Given data below:
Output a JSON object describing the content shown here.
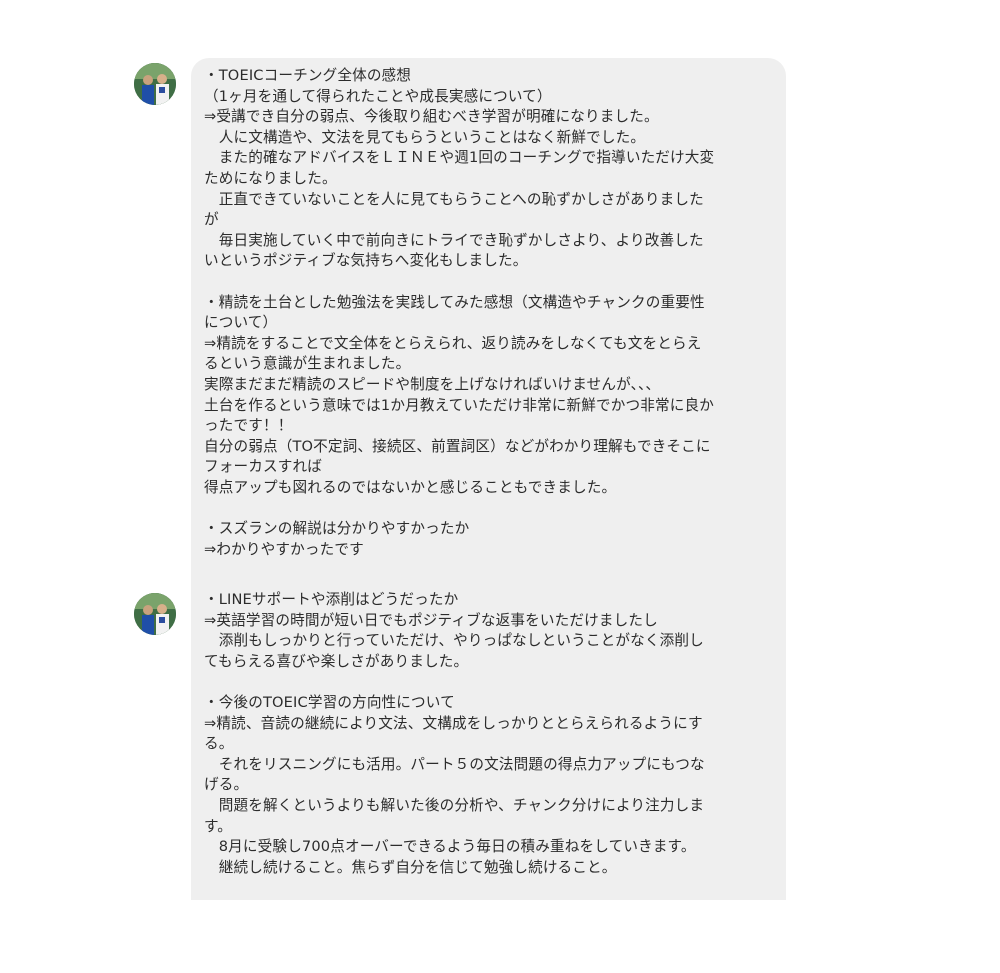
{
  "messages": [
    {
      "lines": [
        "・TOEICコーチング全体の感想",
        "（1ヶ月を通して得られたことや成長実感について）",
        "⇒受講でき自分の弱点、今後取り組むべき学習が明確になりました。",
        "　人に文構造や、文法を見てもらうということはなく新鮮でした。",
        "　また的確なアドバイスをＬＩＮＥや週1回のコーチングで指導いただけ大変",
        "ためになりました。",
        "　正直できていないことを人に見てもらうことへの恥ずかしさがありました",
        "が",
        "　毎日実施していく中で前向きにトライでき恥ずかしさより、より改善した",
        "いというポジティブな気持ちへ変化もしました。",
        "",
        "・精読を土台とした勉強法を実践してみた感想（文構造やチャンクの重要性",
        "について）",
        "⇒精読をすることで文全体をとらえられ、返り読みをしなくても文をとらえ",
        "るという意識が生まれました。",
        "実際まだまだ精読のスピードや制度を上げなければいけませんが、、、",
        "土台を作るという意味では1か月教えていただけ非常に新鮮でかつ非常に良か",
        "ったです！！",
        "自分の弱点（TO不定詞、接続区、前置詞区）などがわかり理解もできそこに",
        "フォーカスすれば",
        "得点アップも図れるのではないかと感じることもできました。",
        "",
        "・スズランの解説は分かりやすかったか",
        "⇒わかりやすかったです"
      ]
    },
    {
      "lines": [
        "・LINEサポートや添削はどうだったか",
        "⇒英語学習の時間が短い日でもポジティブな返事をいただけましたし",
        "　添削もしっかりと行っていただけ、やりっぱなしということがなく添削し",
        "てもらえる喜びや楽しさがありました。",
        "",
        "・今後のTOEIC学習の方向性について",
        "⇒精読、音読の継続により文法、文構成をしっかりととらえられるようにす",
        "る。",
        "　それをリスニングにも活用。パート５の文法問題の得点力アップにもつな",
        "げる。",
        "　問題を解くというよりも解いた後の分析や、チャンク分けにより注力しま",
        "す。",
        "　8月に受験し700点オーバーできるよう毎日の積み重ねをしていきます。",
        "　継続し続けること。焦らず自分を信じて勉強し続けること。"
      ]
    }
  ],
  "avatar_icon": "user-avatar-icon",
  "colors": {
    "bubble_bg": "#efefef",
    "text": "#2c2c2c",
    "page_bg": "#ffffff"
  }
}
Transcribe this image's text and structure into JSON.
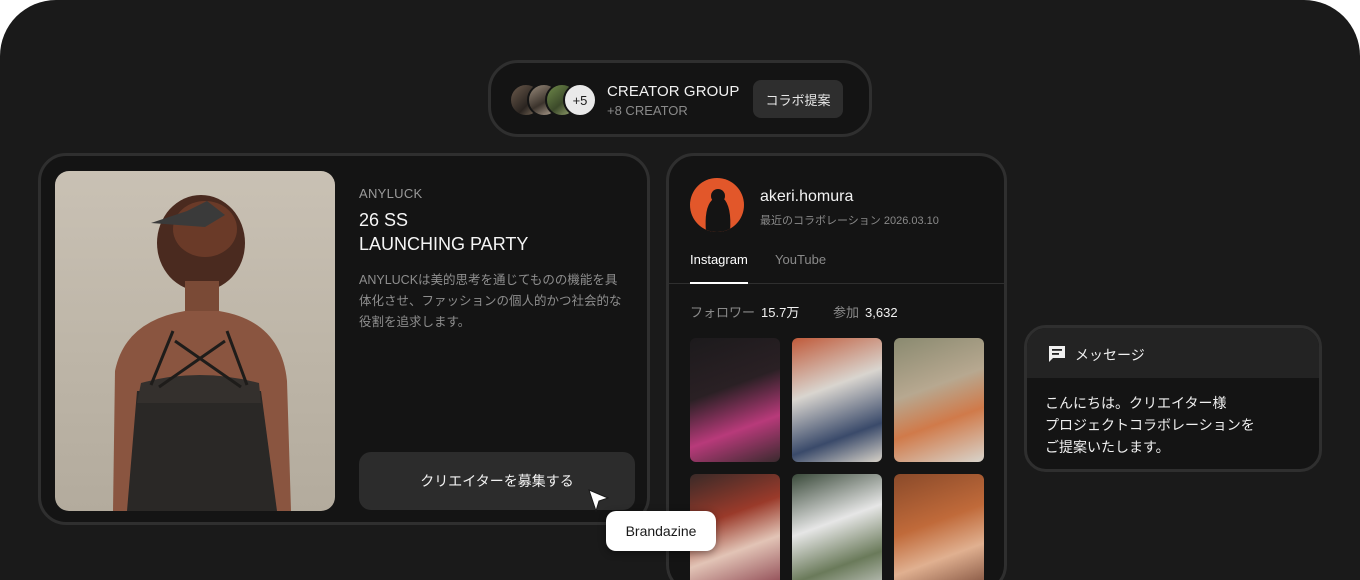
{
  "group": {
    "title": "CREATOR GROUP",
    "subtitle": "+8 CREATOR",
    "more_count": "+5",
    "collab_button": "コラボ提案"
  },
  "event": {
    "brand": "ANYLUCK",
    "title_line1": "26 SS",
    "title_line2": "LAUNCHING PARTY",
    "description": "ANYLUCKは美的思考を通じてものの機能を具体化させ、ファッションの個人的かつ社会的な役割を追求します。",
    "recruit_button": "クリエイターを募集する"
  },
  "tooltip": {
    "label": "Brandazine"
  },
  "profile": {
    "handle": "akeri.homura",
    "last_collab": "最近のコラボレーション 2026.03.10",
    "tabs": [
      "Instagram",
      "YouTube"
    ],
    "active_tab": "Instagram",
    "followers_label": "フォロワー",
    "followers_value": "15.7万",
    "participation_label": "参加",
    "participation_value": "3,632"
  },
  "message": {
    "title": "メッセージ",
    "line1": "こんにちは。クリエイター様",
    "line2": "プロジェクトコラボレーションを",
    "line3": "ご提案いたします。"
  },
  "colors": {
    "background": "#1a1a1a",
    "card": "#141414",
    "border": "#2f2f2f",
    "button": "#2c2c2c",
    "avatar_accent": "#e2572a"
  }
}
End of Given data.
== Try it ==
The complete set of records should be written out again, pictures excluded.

== The completed task ==
Output a JSON object describing the content shown here.
{
  "messages": [
    {
      "lines": [
        "・TOEICコーチング全体の感想",
        "（1ヶ月を通して得られたことや成長実感について）",
        "⇒受講でき自分の弱点、今後取り組むべき学習が明確になりました。",
        "　人に文構造や、文法を見てもらうということはなく新鮮でした。",
        "　また的確なアドバイスをＬＩＮＥや週1回のコーチングで指導いただけ大変",
        "ためになりました。",
        "　正直できていないことを人に見てもらうことへの恥ずかしさがありました",
        "が",
        "　毎日実施していく中で前向きにトライでき恥ずかしさより、より改善した",
        "いというポジティブな気持ちへ変化もしました。",
        "",
        "・精読を土台とした勉強法を実践してみた感想（文構造やチャンクの重要性",
        "について）",
        "⇒精読をすることで文全体をとらえられ、返り読みをしなくても文をとらえ",
        "るという意識が生まれました。",
        "実際まだまだ精読のスピードや制度を上げなければいけませんが、、、",
        "土台を作るという意味では1か月教えていただけ非常に新鮮でかつ非常に良か",
        "ったです！！",
        "自分の弱点（TO不定詞、接続区、前置詞区）などがわかり理解もできそこに",
        "フォーカスすれば",
        "得点アップも図れるのではないかと感じることもできました。",
        "",
        "・スズランの解説は分かりやすかったか",
        "⇒わかりやすかったです"
      ]
    },
    {
      "lines": [
        "・LINEサポートや添削はどうだったか",
        "⇒英語学習の時間が短い日でもポジティブな返事をいただけましたし",
        "　添削もしっかりと行っていただけ、やりっぱなしということがなく添削し",
        "てもらえる喜びや楽しさがありました。",
        "",
        "・今後のTOEIC学習の方向性について",
        "⇒精読、音読の継続により文法、文構成をしっかりととらえられるようにす",
        "る。",
        "　それをリスニングにも活用。パート５の文法問題の得点力アップにもつな",
        "げる。",
        "　問題を解くというよりも解いた後の分析や、チャンク分けにより注力しま",
        "す。",
        "　8月に受験し700点オーバーできるよう毎日の積み重ねをしていきます。",
        "　継続し続けること。焦らず自分を信じて勉強し続けること。"
      ]
    }
  ],
  "avatar_icon": "user-avatar-icon",
  "colors": {
    "bubble_bg": "#efefef",
    "text": "#2c2c2c",
    "page_bg": "#ffffff"
  }
}
Transcribe this image's text and structure into JSON.
{
  "group": {
    "title": "CREATOR GROUP",
    "subtitle": "+8 CREATOR",
    "more_count": "+5",
    "collab_button": "コラボ提案"
  },
  "event": {
    "brand": "ANYLUCK",
    "title_line1": "26 SS",
    "title_line2": "LAUNCHING PARTY",
    "description": "ANYLUCKは美的思考を通じてものの機能を具体化させ、ファッションの個人的かつ社会的な役割を追求します。",
    "recruit_button": "クリエイターを募集する"
  },
  "tooltip": {
    "label": "Brandazine"
  },
  "profile": {
    "handle": "akeri.homura",
    "last_collab": "最近のコラボレーション 2026.03.10",
    "tabs": [
      "Instagram",
      "YouTube"
    ],
    "active_tab": "Instagram",
    "followers_label": "フォロワー",
    "followers_value": "15.7万",
    "participation_label": "参加",
    "participation_value": "3,632"
  },
  "message": {
    "title": "メッセージ",
    "line1": "こんにちは。クリエイター様",
    "line2": "プロジェクトコラボレーションを",
    "line3": "ご提案いたします。"
  },
  "colors": {
    "background": "#1a1a1a",
    "card": "#141414",
    "border": "#2f2f2f",
    "button": "#2c2c2c",
    "avatar_accent": "#e2572a"
  }
}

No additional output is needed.